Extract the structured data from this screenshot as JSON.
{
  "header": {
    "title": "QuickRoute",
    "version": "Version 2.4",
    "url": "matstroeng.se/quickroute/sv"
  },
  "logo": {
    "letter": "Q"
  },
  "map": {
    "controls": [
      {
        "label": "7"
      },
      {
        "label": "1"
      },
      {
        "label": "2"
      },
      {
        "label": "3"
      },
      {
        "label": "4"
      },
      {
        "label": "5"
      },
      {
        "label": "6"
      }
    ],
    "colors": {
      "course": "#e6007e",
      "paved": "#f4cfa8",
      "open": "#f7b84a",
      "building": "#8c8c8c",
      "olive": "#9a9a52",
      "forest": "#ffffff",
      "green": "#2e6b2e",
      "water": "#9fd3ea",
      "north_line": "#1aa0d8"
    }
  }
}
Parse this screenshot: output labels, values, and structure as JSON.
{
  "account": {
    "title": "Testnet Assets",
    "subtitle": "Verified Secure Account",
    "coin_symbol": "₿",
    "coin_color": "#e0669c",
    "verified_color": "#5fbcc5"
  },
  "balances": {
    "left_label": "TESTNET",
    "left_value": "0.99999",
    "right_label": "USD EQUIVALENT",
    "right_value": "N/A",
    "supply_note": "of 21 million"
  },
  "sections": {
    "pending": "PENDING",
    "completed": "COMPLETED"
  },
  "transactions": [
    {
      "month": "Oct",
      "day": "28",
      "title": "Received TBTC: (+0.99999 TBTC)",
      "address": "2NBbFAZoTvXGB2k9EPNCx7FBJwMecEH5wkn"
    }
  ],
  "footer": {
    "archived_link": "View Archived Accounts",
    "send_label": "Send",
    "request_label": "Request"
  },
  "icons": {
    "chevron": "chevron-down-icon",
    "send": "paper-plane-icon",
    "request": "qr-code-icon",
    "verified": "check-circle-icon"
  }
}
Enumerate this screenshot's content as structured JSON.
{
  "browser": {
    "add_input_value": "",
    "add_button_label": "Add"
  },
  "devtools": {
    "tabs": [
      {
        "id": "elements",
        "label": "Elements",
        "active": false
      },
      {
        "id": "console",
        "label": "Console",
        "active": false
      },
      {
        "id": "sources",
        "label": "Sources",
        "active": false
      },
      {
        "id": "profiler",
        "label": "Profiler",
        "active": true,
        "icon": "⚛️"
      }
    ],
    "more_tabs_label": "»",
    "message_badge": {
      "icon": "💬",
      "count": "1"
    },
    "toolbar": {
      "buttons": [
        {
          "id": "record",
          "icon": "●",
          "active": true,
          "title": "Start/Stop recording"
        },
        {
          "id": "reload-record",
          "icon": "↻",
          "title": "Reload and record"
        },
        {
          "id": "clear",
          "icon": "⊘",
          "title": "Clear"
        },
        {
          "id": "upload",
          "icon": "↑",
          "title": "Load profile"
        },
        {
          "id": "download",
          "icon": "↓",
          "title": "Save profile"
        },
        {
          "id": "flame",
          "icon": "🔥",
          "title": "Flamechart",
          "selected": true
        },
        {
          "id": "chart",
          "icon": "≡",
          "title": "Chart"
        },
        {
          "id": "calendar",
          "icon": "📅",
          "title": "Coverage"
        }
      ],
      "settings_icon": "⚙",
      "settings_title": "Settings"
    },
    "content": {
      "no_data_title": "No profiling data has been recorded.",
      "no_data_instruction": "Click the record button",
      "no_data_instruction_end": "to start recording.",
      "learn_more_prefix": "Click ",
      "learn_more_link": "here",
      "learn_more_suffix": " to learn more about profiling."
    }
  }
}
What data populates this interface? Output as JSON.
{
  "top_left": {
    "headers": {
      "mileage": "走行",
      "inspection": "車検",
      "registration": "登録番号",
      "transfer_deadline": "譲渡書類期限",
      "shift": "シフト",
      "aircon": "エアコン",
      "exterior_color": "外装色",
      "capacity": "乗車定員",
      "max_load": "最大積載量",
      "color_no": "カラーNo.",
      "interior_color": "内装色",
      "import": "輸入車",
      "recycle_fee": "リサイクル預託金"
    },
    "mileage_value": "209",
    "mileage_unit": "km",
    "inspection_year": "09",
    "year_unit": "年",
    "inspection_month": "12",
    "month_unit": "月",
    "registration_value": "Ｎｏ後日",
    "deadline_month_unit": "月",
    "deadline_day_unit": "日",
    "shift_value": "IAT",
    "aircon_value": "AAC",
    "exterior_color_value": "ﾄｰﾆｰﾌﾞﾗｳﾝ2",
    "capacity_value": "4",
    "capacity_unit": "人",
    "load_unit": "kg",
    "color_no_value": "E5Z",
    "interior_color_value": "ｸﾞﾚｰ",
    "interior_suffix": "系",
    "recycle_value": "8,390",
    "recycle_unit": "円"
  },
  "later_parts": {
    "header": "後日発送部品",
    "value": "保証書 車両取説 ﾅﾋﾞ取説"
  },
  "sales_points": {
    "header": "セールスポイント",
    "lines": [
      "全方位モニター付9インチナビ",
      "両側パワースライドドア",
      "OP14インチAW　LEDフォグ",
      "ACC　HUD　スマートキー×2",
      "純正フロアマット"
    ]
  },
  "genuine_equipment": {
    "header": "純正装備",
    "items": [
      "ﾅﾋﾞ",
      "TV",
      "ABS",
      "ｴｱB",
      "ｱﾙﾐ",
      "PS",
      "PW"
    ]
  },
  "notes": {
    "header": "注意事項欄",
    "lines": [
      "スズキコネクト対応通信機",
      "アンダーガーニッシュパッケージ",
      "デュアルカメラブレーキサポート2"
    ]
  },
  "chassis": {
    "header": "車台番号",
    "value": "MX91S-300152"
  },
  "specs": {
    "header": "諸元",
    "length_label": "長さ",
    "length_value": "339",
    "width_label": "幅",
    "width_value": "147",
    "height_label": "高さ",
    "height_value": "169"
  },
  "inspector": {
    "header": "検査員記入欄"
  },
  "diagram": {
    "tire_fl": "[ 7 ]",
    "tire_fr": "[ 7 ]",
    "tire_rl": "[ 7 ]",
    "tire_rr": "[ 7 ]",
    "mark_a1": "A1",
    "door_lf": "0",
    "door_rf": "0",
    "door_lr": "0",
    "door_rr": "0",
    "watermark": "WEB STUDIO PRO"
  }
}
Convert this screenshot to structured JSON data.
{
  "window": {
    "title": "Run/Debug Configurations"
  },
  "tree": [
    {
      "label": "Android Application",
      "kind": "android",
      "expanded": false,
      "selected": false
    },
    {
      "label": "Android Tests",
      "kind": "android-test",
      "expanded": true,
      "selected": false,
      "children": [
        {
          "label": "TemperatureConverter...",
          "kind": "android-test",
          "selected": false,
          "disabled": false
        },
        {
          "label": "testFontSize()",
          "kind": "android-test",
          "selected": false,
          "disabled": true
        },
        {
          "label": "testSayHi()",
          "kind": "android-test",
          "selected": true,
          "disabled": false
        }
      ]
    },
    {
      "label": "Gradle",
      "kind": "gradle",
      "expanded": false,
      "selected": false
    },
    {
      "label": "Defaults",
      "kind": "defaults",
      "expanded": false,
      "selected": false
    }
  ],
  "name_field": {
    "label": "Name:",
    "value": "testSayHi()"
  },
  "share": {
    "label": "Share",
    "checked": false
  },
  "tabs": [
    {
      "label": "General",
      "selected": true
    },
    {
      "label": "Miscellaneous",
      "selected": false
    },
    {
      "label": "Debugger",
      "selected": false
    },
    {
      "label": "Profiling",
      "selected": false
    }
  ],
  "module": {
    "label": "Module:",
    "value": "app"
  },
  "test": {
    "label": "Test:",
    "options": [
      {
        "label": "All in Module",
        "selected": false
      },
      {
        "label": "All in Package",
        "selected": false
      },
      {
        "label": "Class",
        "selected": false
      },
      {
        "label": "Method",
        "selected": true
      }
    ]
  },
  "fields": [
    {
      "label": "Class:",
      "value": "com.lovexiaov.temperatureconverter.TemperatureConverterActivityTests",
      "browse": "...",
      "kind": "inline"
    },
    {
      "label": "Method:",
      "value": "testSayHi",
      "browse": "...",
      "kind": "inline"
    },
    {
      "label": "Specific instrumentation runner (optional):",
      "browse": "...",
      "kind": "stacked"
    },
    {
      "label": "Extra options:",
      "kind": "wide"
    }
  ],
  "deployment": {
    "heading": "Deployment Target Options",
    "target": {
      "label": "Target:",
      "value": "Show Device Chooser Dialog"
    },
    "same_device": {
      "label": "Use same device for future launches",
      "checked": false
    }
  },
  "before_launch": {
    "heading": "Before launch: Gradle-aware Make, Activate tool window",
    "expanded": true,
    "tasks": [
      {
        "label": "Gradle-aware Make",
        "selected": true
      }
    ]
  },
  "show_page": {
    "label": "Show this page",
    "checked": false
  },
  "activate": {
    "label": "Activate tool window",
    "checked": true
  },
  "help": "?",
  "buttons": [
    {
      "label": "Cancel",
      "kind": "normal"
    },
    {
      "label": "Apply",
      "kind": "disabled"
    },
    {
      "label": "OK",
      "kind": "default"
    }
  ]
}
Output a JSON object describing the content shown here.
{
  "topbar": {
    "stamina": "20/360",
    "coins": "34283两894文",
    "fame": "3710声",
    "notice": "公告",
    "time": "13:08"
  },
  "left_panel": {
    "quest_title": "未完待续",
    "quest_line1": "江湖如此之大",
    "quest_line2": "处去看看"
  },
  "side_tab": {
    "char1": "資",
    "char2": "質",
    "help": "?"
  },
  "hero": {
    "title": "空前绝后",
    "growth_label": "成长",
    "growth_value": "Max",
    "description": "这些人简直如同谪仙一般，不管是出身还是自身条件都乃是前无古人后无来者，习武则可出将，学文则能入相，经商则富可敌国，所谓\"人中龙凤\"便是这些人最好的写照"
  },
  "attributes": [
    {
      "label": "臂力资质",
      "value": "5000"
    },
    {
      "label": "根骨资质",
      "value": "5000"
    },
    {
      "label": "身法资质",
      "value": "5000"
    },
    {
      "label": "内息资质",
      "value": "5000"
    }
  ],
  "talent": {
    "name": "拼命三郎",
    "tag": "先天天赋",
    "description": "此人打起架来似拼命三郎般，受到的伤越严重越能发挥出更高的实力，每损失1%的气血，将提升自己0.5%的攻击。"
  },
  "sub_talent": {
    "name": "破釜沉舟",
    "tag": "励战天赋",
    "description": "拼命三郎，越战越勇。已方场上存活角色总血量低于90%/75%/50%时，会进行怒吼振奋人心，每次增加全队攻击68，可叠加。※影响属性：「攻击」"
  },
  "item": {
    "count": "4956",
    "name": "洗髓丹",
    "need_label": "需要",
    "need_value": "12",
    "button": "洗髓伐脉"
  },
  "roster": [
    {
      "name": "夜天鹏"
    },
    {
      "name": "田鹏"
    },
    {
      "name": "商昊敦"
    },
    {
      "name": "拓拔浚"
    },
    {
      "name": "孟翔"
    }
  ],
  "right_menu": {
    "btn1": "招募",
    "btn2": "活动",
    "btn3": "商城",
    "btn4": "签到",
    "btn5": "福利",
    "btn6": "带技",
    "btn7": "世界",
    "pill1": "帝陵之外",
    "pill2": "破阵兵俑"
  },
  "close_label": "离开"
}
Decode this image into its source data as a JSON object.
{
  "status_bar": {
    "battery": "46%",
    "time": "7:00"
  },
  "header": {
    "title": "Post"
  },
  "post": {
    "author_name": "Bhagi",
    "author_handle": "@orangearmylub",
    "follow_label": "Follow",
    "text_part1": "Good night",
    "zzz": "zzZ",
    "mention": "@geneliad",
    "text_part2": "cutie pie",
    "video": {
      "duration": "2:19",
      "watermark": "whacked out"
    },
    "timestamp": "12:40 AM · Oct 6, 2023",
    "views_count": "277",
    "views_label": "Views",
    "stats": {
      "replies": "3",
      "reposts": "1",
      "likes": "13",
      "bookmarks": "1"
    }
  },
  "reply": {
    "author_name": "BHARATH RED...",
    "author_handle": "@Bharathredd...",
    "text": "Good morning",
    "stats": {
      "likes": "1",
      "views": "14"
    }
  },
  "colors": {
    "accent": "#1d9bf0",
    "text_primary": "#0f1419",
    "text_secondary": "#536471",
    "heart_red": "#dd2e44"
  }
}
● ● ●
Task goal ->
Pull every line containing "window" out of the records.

Written answer ->
  "window": {
    "heading": "Before launch: Gradle-aware Make, Activate tool window",
    "label": "Activate tool window",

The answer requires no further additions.